Only me left to get on the plane. Rapid-style I started re-packing, again.

As I started putting on clothes more people started watching and laughing. First a hoodie, then a kilt, one of Sarah’s jackets went on and one round my waist. The ensemble was topped off nicely with a kilt jacket and the binoculars stuck up my top. Feeling chuffed I went to pay my £35, boiling, sweating and with some giggles from the crowd only to be told it was cash only – “And you’ll have to REALLY run, because we’re already late!”.

As I sprinted to the cash machine (for some reason carrying both rucksacks!), the rest of the airport lounge seemed to enjoy the sight. It felt like miles. They enjoyed it on the return leg too!

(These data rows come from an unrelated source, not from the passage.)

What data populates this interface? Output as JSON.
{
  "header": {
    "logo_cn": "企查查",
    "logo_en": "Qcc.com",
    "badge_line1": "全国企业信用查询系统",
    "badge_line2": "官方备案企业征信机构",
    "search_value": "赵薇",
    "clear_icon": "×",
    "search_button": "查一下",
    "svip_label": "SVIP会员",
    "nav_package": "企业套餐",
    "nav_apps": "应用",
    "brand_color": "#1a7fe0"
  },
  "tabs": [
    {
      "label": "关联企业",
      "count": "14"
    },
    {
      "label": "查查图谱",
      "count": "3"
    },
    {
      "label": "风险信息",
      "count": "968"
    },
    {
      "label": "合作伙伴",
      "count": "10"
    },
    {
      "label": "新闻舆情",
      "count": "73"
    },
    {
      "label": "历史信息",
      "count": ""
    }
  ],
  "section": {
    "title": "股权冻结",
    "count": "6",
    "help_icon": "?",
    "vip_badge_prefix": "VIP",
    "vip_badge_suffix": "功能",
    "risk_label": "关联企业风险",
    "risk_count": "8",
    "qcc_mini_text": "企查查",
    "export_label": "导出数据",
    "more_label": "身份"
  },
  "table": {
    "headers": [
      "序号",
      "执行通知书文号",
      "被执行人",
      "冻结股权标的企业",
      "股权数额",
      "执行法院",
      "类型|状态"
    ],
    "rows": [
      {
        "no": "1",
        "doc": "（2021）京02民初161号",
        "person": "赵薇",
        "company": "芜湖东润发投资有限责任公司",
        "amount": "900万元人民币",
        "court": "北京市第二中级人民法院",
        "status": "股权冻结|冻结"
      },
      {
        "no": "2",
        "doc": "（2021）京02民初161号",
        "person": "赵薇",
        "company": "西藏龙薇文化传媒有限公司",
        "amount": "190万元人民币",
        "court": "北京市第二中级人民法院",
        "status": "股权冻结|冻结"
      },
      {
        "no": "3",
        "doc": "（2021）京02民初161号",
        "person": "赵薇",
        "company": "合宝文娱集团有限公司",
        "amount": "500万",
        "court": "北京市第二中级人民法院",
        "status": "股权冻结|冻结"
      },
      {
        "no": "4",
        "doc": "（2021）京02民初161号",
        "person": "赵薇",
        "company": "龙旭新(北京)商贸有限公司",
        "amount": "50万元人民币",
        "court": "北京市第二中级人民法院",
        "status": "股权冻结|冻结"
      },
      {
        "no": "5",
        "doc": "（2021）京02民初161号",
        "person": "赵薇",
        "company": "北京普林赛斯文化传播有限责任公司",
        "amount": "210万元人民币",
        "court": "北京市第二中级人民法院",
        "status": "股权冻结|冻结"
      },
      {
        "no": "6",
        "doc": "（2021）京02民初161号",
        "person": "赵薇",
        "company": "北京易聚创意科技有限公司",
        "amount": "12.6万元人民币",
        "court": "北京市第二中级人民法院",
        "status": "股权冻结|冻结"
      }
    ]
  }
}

At the desk I was hurried along, I paid and elatedly started to head through the doors as loud applause and laughter broke out from the lounge. I turned, smiled and gave it a bit of the “Fucking-yeeeeaahh!” style arms! Quality – what a way to board a plane, feeling like a superhero!

On the runway I kept hearing “Hurry!” and “Run, run!”. I pegged it up the steps and onto the plane to be greeted by more passengers laughing at the sight of me.

All really rather good fun.